Lotus and its parent company, IBM, yesterday announced at the Lotusphere user conference in Florida this week, that they had formed a research consortium to build and deploy knowledge management products.
The Institute for Knowledge Management (IKM) is sponsored by its members, which include General Motors, Xerox, the World Bank, and Boston and Stanford universities. Membership is open to any interested parties prepared to pay the fee of $75,000 a year.
IKM will be managed by Chris Newell, director of the Lotus Institute, Laurance Prusak, managing principal of the IBM consulting Group in Boston, and David Smith, a knowledge management consultant for IBM Global Services.
Prusak said the organisation had been set up to respond to the dramatic rise in interest among IT executives for capturing and capitalising on the knowledge management base in their organisations.
"In the emerging economy, a firm's only sustainable advantage is its ability to leverage and utilise its knowledge.
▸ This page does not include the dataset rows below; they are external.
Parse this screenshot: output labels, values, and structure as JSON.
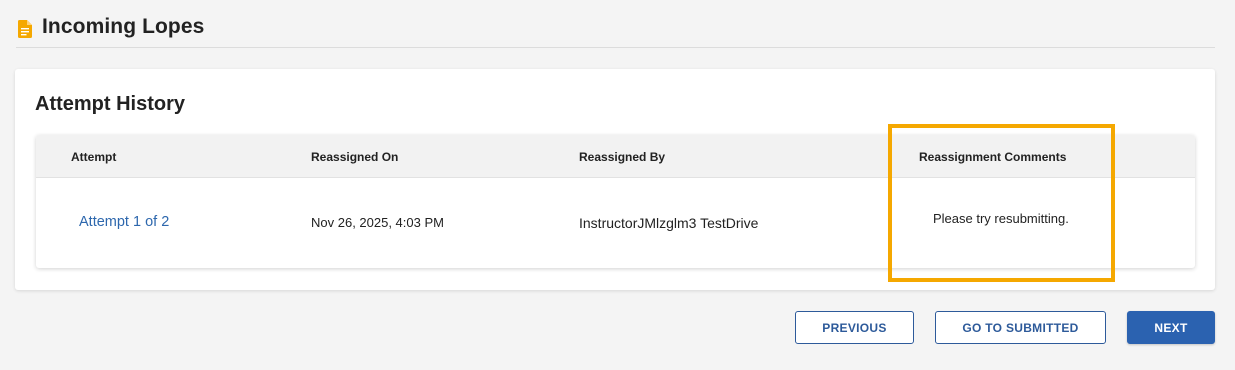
{
  "header": {
    "title": "Incoming Lopes",
    "icon": "document-icon",
    "icon_color": "#f5a800"
  },
  "card": {
    "title": "Attempt History"
  },
  "table": {
    "columns": [
      "Attempt",
      "Reassigned On",
      "Reassigned By",
      "Reassignment Comments"
    ],
    "rows": [
      {
        "attempt": "Attempt 1 of 2",
        "reassigned_on": "Nov 26, 2025, 4:03 PM",
        "reassigned_by": "InstructorJMlzglm3 TestDrive",
        "comment": "Please try resubmitting."
      }
    ]
  },
  "highlight_color": "#f5a800",
  "buttons": {
    "previous": "PREVIOUS",
    "go_to_submitted": "GO TO SUBMITTED",
    "next": "NEXT"
  },
  "colors": {
    "primary": "#2b62b0",
    "link": "#2d67ad",
    "background": "#f4f4f4"
  }
}
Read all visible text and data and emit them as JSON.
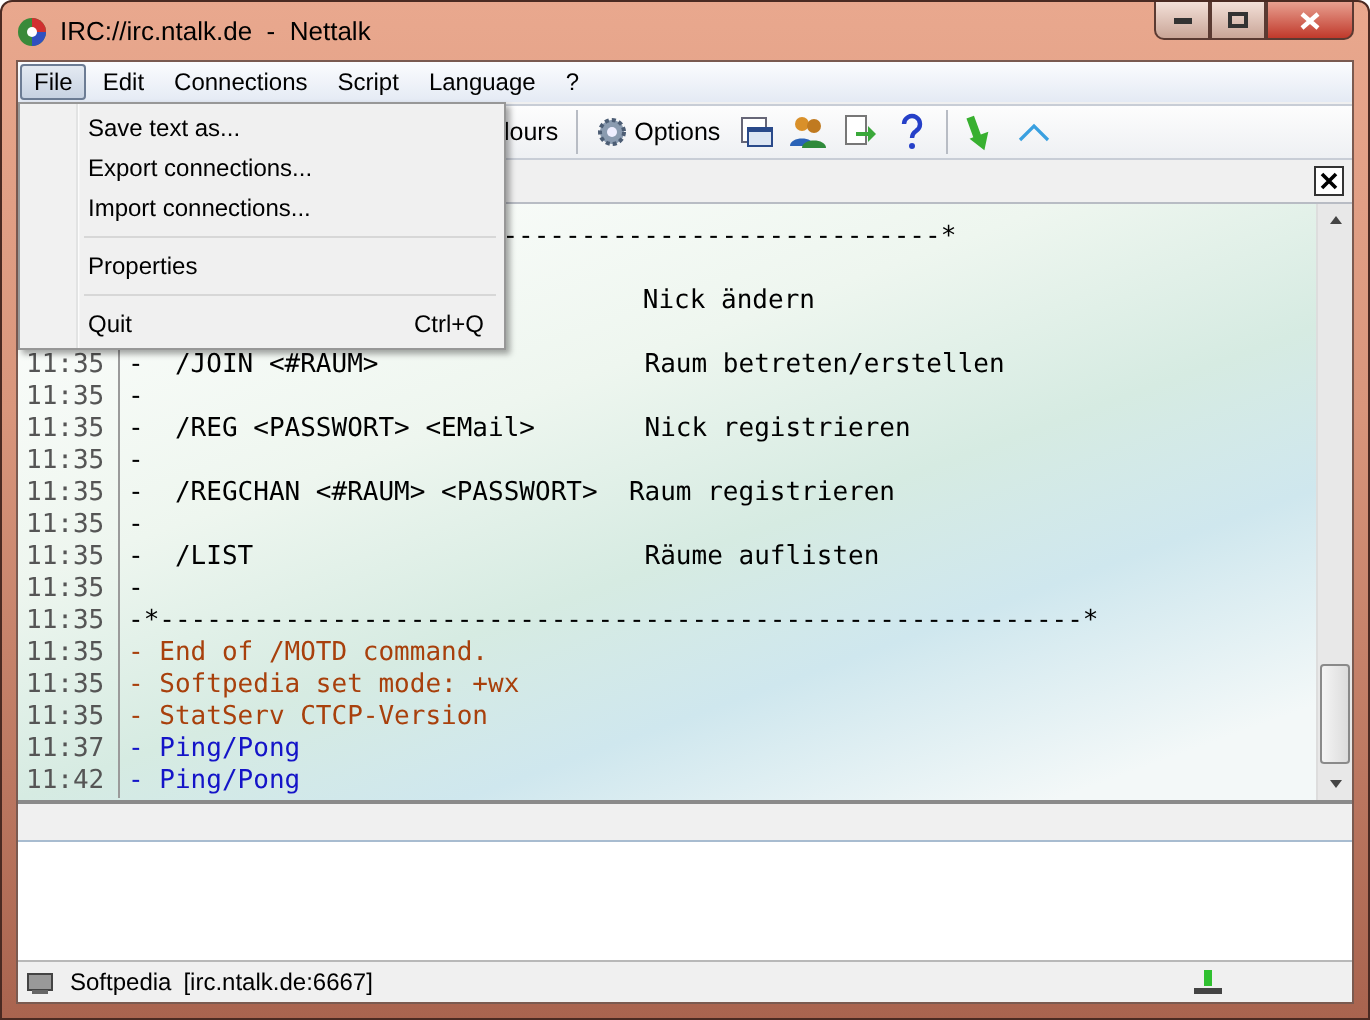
{
  "window": {
    "title": "IRC://irc.ntalk.de  -  Nettalk"
  },
  "menu_bar": [
    {
      "label": "File",
      "selected": true
    },
    {
      "label": "Edit",
      "selected": false
    },
    {
      "label": "Connections",
      "selected": false
    },
    {
      "label": "Script",
      "selected": false
    },
    {
      "label": "Language",
      "selected": false
    },
    {
      "label": "?",
      "selected": false
    }
  ],
  "file_menu": [
    {
      "kind": "item",
      "label": "Save text as..."
    },
    {
      "kind": "item",
      "label": "Export connections..."
    },
    {
      "kind": "item",
      "label": "Import connections..."
    },
    {
      "kind": "separator"
    },
    {
      "kind": "item",
      "label": "Properties"
    },
    {
      "kind": "separator"
    },
    {
      "kind": "item",
      "label": "Quit",
      "shortcut": "Ctrl+Q"
    }
  ],
  "toolbar": [
    {
      "kind": "text",
      "label": "lours"
    },
    {
      "kind": "separator"
    },
    {
      "kind": "icon-text",
      "label": "Options"
    },
    {
      "kind": "icon"
    },
    {
      "kind": "icon"
    },
    {
      "kind": "icon"
    },
    {
      "kind": "icon"
    },
    {
      "kind": "separator"
    },
    {
      "kind": "icon"
    },
    {
      "kind": "icon"
    }
  ],
  "log": [
    {
      "kind": "rule-tail",
      "color": "#000000",
      "text": "----------------------------*"
    },
    {
      "kind": "desc",
      "color": "#000000",
      "text": "Nick ändern"
    },
    {
      "kind": "line",
      "color": "#000000",
      "time": "11:35",
      "text": "-  /JOIN <#RAUM>                 Raum betreten/erstellen"
    },
    {
      "kind": "line",
      "color": "#000000",
      "time": "11:35",
      "text": "-"
    },
    {
      "kind": "line",
      "color": "#000000",
      "time": "11:35",
      "text": "-  /REG <PASSWORT> <EMail>       Nick registrieren"
    },
    {
      "kind": "line",
      "color": "#000000",
      "time": "11:35",
      "text": "-"
    },
    {
      "kind": "line",
      "color": "#000000",
      "time": "11:35",
      "text": "-  /REGCHAN <#RAUM> <PASSWORT>  Raum registrieren"
    },
    {
      "kind": "line",
      "color": "#000000",
      "time": "11:35",
      "text": "-"
    },
    {
      "kind": "line",
      "color": "#000000",
      "time": "11:35",
      "text": "-  /LIST                         Räume auflisten"
    },
    {
      "kind": "line",
      "color": "#000000",
      "time": "11:35",
      "text": "-"
    },
    {
      "kind": "line",
      "color": "#000000",
      "time": "11:35",
      "text": "-*-----------------------------------------------------------*"
    },
    {
      "kind": "line",
      "color": "#a8400c",
      "time": "11:35",
      "text": "- End of /MOTD command."
    },
    {
      "kind": "line",
      "color": "#a8400c",
      "time": "11:35",
      "text": "- Softpedia set mode: +wx"
    },
    {
      "kind": "line",
      "color": "#a8400c",
      "time": "11:35",
      "text": "- StatServ CTCP-Version"
    },
    {
      "kind": "line",
      "color": "#1414c8",
      "time": "11:37",
      "text": "- Ping/Pong"
    },
    {
      "kind": "line",
      "color": "#1414c8",
      "time": "11:42",
      "text": "- Ping/Pong"
    }
  ],
  "status_bar": {
    "nick": "Softpedia",
    "server": "[irc.ntalk.de:6667]"
  }
}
But there has been a distinct shortage of knowledge management research and resources available to corporate IT executives to date," he explained.
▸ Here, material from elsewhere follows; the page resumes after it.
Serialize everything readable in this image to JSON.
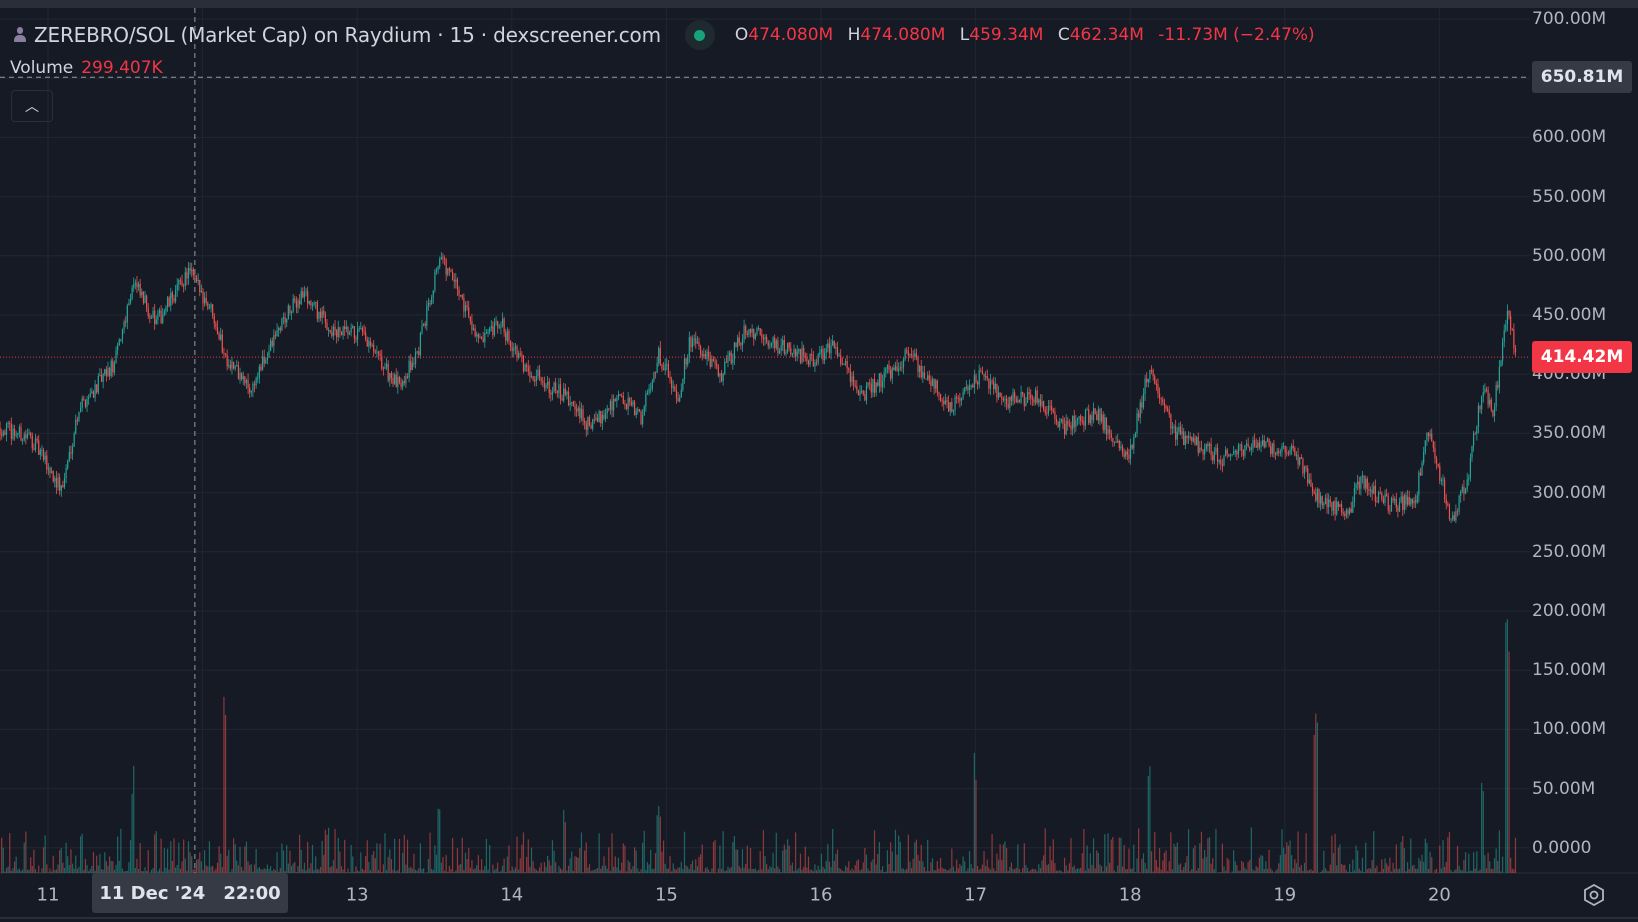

"While many technology tools and product sets have emerged for knowledge management, basic prerequisites to successful knowledge management implementations have often been overlooked, including fundamental first steps such as analysing social context and setting a sound knowledge strategy," he added.
Newell also said that the IKM's research agenda would be set by executives from among its corporate members, who would participate in the ongoing research as sponsors, test site hosts and reviewers.
In return they receive IKM research reports and the opportunity to collaborate with fellow members on knowledge management issues and developments.
The first IKM meeting will take place at the end of this month in New York.
Loon's balloons will bring the internet to remote areas of the country
New clues into the biosphere on Earth in the lead up to the emergence of animal life
Planetary collision might shed light on the chaotic processes behind a star's early development
Success boosted by streamer Ninja and celebrity gamers